Component data from apps and pages:
+ + + + +

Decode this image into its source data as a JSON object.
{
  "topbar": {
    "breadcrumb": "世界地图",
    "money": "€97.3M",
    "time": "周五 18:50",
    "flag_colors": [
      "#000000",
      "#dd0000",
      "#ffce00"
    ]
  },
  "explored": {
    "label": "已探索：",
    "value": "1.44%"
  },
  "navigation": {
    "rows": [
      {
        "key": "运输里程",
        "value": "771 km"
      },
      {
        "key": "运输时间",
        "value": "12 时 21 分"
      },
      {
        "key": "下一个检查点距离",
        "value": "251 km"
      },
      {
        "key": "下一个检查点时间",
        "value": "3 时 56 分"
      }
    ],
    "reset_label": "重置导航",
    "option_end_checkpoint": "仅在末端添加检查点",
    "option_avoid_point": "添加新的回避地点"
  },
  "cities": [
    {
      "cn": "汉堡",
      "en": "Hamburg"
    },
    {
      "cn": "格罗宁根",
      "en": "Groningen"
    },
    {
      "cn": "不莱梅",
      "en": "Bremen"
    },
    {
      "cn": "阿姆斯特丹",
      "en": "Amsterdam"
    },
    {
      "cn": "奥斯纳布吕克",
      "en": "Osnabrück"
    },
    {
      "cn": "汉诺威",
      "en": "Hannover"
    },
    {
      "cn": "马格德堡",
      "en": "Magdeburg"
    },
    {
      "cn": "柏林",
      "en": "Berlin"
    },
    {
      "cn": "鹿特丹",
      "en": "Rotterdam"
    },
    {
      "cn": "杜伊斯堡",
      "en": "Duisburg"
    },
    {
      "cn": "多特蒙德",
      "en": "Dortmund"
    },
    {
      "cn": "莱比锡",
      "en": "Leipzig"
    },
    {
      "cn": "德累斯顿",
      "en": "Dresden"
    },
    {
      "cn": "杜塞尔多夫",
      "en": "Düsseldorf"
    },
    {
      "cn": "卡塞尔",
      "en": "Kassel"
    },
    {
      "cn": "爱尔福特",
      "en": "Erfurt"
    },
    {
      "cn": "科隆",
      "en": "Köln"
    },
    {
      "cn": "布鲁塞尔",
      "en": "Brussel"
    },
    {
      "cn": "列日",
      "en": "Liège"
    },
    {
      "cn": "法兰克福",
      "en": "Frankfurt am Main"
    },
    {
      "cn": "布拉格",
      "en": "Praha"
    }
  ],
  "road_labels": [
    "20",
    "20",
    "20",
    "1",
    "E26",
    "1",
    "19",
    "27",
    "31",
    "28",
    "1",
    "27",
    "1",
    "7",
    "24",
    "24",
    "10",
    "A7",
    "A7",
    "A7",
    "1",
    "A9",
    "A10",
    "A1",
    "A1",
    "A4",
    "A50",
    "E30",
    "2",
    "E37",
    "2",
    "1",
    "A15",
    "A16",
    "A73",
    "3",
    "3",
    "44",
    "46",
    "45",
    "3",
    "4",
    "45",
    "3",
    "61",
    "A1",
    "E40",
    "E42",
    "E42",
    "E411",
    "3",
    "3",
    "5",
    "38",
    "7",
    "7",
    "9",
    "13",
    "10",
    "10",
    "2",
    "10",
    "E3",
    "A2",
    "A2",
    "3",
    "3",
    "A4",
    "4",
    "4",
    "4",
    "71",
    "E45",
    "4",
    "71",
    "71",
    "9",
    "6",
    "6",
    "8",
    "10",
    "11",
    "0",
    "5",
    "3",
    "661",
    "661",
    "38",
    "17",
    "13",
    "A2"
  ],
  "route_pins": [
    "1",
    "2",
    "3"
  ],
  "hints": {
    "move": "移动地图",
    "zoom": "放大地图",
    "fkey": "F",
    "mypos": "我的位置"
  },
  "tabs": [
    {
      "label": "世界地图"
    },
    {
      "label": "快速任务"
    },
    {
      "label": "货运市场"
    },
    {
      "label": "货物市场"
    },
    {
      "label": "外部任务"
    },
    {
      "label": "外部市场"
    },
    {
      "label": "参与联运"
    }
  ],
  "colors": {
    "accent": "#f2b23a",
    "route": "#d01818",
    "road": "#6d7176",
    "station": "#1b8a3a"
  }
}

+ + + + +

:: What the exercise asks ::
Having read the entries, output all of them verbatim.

:: Written solution ::
Decode this image into its source data as a JSON object.
{
  "topbar": {
    "breadcrumb": "世界地图",
    "money": "€97.3M",
    "time": "周五 18:50",
    "flag_colors": [
      "#000000",
      "#dd0000",
      "#ffce00"
    ]
  },
  "explored": {
    "label": "已探索：",
    "value": "1.44%"
  },
  "navigation": {
    "rows": [
      {
        "key": "运输里程",
        "value": "771 km"
      },
      {
        "key": "运输时间",
        "value": "12 时 21 分"
      },
      {
        "key": "下一个检查点距离",
        "value": "251 km"
      },
      {
        "key": "下一个检查点时间",
        "value": "3 时 56 分"
      }
    ],
    "reset_label": "重置导航",
    "option_end_checkpoint": "仅在末端添加检查点",
    "option_avoid_point": "添加新的回避地点"
  },
  "cities": [
    {
      "cn": "汉堡",
      "en": "Hamburg"
    },
    {
      "cn": "格罗宁根",
      "en": "Groningen"
    },
    {
      "cn": "不莱梅",
      "en": "Bremen"
    },
    {
      "cn": "阿姆斯特丹",
      "en": "Amsterdam"
    },
    {
      "cn": "奥斯纳布吕克",
      "en": "Osnabrück"
    },
    {
      "cn": "汉诺威",
      "en": "Hannover"
    },
    {
      "cn": "马格德堡",
      "en": "Magdeburg"
    },
    {
      "cn": "柏林",
      "en": "Berlin"
    },
    {
      "cn": "鹿特丹",
      "en": "Rotterdam"
    },
    {
      "cn": "杜伊斯堡",
      "en": "Duisburg"
    },
    {
      "cn": "多特蒙德",
      "en": "Dortmund"
    },
    {
      "cn": "莱比锡",
      "en": "Leipzig"
    },
    {
      "cn": "德累斯顿",
      "en": "Dresden"
    },
    {
      "cn": "杜塞尔多夫",
      "en": "Düsseldorf"
    },
    {
      "cn": "卡塞尔",
      "en": "Kassel"
    },
    {
      "cn": "爱尔福特",
      "en": "Erfurt"
    },
    {
      "cn": "科隆",
      "en": "Köln"
    },
    {
      "cn": "布鲁塞尔",
      "en": "Brussel"
    },
    {
      "cn": "列日",
      "en": "Liège"
    },
    {
      "cn": "法兰克福",
      "en": "Frankfurt am Main"
    },
    {
      "cn": "布拉格",
      "en": "Praha"
    }
  ],
  "road_labels": [
    "20",
    "20",
    "20",
    "1",
    "E26",
    "1",
    "19",
    "27",
    "31",
    "28",
    "1",
    "27",
    "1",
    "7",
    "24",
    "24",
    "10",
    "A7",
    "A7",
    "A7",
    "1",
    "A9",
    "A10",
    "A1",
    "A1",
    "A4",
    "A50",
    "E30",
    "2",
    "E37",
    "2",
    "1",
    "A15",
    "A16",
    "A73",
    "3",
    "3",
    "44",
    "46",
    "45",
    "3",
    "4",
    "45",
    "3",
    "61",
    "A1",
    "E40",
    "E42",
    "E42",
    "E411",
    "3",
    "3",
    "5",
    "38",
    "7",
    "7",
    "9",
    "13",
    "10",
    "10",
    "2",
    "10",
    "E3",
    "A2",
    "A2",
    "3",
    "3",
    "A4",
    "4",
    "4",
    "4",
    "71",
    "E45",
    "4",
    "71",
    "71",
    "9",
    "6",
    "6",
    "8",
    "10",
    "11",
    "0",
    "5",
    "3",
    "661",
    "661",
    "38",
    "17",
    "13",
    "A2"
  ],
  "route_pins": [
    "1",
    "2",
    "3"
  ],
  "hints": {
    "move": "移动地图",
    "zoom": "放大地图",
    "fkey": "F",
    "mypos": "我的位置"
  },
  "tabs": [
    {
      "label": "世界地图"
    },
    {
      "label": "快速任务"
    },
    {
      "label": "货运市场"
    },
    {
      "label": "货物市场"
    },
    {
      "label": "外部任务"
    },
    {
      "label": "外部市场"
    },
    {
      "label": "参与联运"
    }
  ],
  "colors": {
    "accent": "#f2b23a",
    "route": "#d01818",
    "road": "#6d7176",
    "station": "#1b8a3a"
  }
}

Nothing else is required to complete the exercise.